Last modified: June 19, 1996 7:00 PM PDT
Sony hopes for digital revolution
"In those good old days, Sony made electronics equipment, three national networks ruled the airwaves, computers referred to IBM mainframes, and phone companies minded their own business," Idei said in a speech seven months after taking the helm of the Japanese multinational. These days, he added, "it seems that everyone is jumping into everyone else's business, and the old rules are broken."
At the age of 50, Sony is having a midlife crisis. Once dominant in all things electronic, the conglomerate is now facing the "maturation" of the home entertainment industry, where widely available technology and low-cost labor have led to rising competition and smaller profits. As a result, Sony is staking much of its future on personal computing, a relatively unknown territory where companies that survive more than a year are often considered hardened veterans.
The consequences of Sony's course go far beyond the Spartan hallways of corporate Tokyo. As other Japanese companies follow the industry leader's path, its strategy could presage a new economic war between Japan and the United States, which has long considered the PC market its own. And the move will likely have a significant impact on the technology itself by hastening the anticipated merging of the television set and the personal computer--a convergence that digital soothsayers predict will be felt with Loma Prieta-like magnitude from Hollywood to Wall Street.
With stakes this high, Sony is wasting no time. Barely six months after announcing its plans to enter the PC market in a major partnership with Intel, Sony showed the world its first branded personal computer at the PC Expo this week in New York. [See CNET analysis of Sony PC]
A company official also disclosed to CNET that it is planning a notebook that would bear the Sony nameplate. Lastly--for now--it is considering the possibility of manufacturing a Network Computer, the Oracle-sponsored box designed primarily for affordable Internet usage at a target price of $500.A critical mass
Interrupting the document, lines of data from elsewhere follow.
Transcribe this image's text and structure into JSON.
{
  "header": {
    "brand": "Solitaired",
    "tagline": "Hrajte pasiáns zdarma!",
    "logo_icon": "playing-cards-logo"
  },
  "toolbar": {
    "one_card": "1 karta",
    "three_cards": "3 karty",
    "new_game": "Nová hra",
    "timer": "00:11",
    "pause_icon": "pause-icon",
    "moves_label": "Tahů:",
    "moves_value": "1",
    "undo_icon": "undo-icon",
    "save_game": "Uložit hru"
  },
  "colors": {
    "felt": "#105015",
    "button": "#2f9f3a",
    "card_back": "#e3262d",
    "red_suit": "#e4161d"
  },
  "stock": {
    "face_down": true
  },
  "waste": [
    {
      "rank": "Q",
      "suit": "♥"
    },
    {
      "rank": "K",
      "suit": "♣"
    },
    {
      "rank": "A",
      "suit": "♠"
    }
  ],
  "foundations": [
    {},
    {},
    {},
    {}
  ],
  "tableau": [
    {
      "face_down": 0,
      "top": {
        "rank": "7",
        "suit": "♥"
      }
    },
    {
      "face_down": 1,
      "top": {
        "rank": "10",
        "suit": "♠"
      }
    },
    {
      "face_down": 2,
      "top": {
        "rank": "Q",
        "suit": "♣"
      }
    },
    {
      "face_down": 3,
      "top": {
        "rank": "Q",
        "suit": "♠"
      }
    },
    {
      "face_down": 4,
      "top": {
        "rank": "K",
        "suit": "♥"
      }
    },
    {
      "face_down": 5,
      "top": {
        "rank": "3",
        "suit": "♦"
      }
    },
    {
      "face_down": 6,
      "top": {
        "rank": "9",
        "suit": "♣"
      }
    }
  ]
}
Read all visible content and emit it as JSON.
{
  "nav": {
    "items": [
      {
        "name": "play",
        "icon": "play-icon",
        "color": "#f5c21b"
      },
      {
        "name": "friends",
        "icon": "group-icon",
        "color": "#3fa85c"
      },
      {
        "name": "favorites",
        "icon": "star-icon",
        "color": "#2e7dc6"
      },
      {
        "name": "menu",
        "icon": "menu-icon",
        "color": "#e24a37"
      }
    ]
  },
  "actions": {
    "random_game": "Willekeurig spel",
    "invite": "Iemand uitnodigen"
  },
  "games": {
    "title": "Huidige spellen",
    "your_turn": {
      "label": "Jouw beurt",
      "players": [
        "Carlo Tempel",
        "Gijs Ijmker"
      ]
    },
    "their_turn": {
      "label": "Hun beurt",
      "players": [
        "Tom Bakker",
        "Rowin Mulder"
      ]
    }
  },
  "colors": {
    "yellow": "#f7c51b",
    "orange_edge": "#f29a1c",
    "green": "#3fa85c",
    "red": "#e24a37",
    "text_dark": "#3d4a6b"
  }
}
"The PC is approaching a major stage in its development," said Carl Yankowski, president and COO of Sony Electronics. "The consumerization of the PC in the United States is finally reaching critical mass."